Try it
Return, from the listing below, every line that includes "verified".

Entries provided
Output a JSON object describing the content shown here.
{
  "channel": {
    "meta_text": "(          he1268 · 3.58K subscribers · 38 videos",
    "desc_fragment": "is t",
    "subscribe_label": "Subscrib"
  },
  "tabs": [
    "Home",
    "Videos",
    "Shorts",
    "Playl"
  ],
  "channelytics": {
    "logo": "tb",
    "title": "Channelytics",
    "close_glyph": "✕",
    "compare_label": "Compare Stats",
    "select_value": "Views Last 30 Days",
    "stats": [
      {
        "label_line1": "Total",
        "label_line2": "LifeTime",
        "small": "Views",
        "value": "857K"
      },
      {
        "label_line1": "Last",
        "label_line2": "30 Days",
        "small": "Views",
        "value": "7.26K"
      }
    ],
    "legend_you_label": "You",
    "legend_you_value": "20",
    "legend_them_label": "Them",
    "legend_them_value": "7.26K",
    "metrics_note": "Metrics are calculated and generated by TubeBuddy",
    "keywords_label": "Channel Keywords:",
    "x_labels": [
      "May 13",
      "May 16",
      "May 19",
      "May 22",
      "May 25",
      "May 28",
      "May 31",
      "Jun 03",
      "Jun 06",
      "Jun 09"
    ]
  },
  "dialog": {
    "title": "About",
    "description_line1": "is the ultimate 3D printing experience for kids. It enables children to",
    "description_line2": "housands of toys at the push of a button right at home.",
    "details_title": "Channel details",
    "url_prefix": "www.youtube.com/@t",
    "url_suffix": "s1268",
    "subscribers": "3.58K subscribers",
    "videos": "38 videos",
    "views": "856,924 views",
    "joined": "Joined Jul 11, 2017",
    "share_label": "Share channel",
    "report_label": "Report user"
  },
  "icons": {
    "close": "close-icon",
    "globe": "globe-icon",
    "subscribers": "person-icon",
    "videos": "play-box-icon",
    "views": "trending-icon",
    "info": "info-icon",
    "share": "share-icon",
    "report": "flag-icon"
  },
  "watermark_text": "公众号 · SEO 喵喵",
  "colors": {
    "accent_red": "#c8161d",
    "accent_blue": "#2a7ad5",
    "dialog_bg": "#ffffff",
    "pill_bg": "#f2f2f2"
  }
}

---

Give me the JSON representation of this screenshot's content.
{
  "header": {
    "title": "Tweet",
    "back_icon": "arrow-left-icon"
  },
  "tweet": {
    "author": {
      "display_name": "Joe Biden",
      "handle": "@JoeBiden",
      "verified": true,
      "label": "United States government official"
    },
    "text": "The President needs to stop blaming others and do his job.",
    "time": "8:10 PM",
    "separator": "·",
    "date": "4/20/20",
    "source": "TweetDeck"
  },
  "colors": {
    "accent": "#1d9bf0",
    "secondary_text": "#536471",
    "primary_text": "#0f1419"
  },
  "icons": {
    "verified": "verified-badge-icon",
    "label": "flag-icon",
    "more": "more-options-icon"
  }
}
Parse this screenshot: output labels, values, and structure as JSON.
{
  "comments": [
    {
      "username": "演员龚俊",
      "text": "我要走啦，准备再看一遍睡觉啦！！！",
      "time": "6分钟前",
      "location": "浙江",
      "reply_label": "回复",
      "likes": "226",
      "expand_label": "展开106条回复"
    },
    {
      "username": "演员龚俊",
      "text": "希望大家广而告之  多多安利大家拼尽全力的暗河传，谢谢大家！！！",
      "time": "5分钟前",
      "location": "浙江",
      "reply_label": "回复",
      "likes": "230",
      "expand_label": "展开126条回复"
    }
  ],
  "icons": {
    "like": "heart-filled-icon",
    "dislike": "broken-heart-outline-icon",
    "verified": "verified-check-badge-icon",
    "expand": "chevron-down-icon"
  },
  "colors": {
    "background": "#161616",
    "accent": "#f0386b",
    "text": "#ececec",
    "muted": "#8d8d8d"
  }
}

Solution for this exercise
      "verified": true,
    "verified": "verified-badge-icon",
    "verified": "verified-check-badge-icon",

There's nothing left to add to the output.